Bolivia: One of the lesser known coffee producers in South America is Bolivia. Their coffees tend to be malty with deep and rich chocolate notes, making them a perfect after dinner coffee.
If your choosing your coffee by country, then pay special note to Indonesia. The reason I say this is that many coffee lovers don't realize that the Indonesian coffee bean is one of them most prized beans in the world. Indonesian coffees have a distinct difference to African, South, and Central American coffees in that they are often shade grown. Shade grown coffee takes longer but allows more nutrients from the soil to be absorbed into the coffee bean. This results in low acidity and full body, with some having a savory or even earthy undertones.
Indonesia produces two well-known coffees; Sumatra and Java. Coffees grown in Sumatra are some of the world's finest and are Mandheling, Ankola, and Lintong. These are famous for their intense flavors of chocolate, savory notes and sometimes liquorice. Java is lighter than other Indonesian coffees with herbaceous flavors and a smoky aftertaste. It's commonly blended with Yemen Mocha Coffee to make Mocha Java.
Coffee was brought to Vietnam by the French in the 1800s. Today, they are the second largest global supplier of coffee.

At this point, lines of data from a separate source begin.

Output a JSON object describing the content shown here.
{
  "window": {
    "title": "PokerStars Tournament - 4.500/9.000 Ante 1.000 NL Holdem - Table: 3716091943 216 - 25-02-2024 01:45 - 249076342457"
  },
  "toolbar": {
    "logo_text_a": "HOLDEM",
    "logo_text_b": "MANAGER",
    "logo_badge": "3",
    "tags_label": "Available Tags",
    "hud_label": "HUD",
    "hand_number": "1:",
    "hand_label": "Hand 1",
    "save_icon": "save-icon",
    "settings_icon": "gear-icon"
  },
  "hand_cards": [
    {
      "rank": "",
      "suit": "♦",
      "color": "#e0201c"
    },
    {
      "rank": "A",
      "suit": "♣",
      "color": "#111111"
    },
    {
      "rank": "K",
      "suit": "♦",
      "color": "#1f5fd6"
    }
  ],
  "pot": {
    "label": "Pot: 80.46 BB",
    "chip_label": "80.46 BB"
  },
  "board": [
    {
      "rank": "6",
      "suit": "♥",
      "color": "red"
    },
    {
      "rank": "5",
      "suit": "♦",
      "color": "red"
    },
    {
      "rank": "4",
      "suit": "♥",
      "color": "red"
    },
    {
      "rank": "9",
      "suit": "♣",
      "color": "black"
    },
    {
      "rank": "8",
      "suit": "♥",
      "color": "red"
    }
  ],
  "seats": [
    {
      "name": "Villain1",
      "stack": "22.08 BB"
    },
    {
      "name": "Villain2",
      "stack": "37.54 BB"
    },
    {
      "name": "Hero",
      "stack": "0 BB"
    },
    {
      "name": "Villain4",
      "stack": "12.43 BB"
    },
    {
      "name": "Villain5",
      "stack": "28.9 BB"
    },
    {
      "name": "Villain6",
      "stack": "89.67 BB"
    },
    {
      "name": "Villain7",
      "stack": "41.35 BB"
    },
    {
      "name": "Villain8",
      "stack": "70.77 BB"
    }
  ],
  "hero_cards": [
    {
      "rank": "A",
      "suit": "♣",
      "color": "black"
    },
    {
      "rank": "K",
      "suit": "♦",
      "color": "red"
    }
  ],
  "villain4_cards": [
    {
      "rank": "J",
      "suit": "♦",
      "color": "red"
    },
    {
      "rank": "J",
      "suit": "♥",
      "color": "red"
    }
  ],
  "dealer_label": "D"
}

Almost all of Vietnamese coffee's are made with Robusta beans which are particularly well-suited for the country's hot and humid climate. This coffee takes particularly well to dark roasting and has notes of molasses and dark chocolate. It should be noted that Robusta coffee beans generally have 3 times the amount of caffeine as the Arabica bean. For a real Vietnamese coffee experience, try making it with a drip coffee maker and adding condensed milk. The strength and bitterness of the coffee matches perfectly with the sweet, thick condensed milk.
Hawaii is famous for it's Kona coffee. Making up only 1% of the world's coffee production, it is very rare. Kona uses Arabica beans and owes it's reputation to the unique growing environment on the Hawaiian mountainside. The volcanic soil is very high in nutrients, and it's unique climate of sunny mornings and cloudy afternoons make it very hard to replicate elsewhere. Kona is light, sweet and fruity with nutty undertones. It's known for its impressive aroma and unmistakably smooth finish.
Recommended Hawaiian Coffee
Not all Kona blends are considered equal with their varying degrees of quality and quantity. If you're aiming for the best and most authenticity in Kona coffee, then we suggest checking out Royal Kona. Known for their 100% Kona coffee offerings, this coffee has earned its place among the most respected hotels and fine dining establishments throughout Hawaii.
Naturally, this list is not exhaustive. There just wasn't enough to space to cover every bean from every country that produces coffee so we covered only the major ones. Whether you're new to the coffee scene or just looking to explore new flavors, choosing your coffee by country or region can help you find exactly what you're taste buds are looking for.
If you're looking for additional help with finding the best coffee for your taste buds, check out our infographic on choosing the best coffee.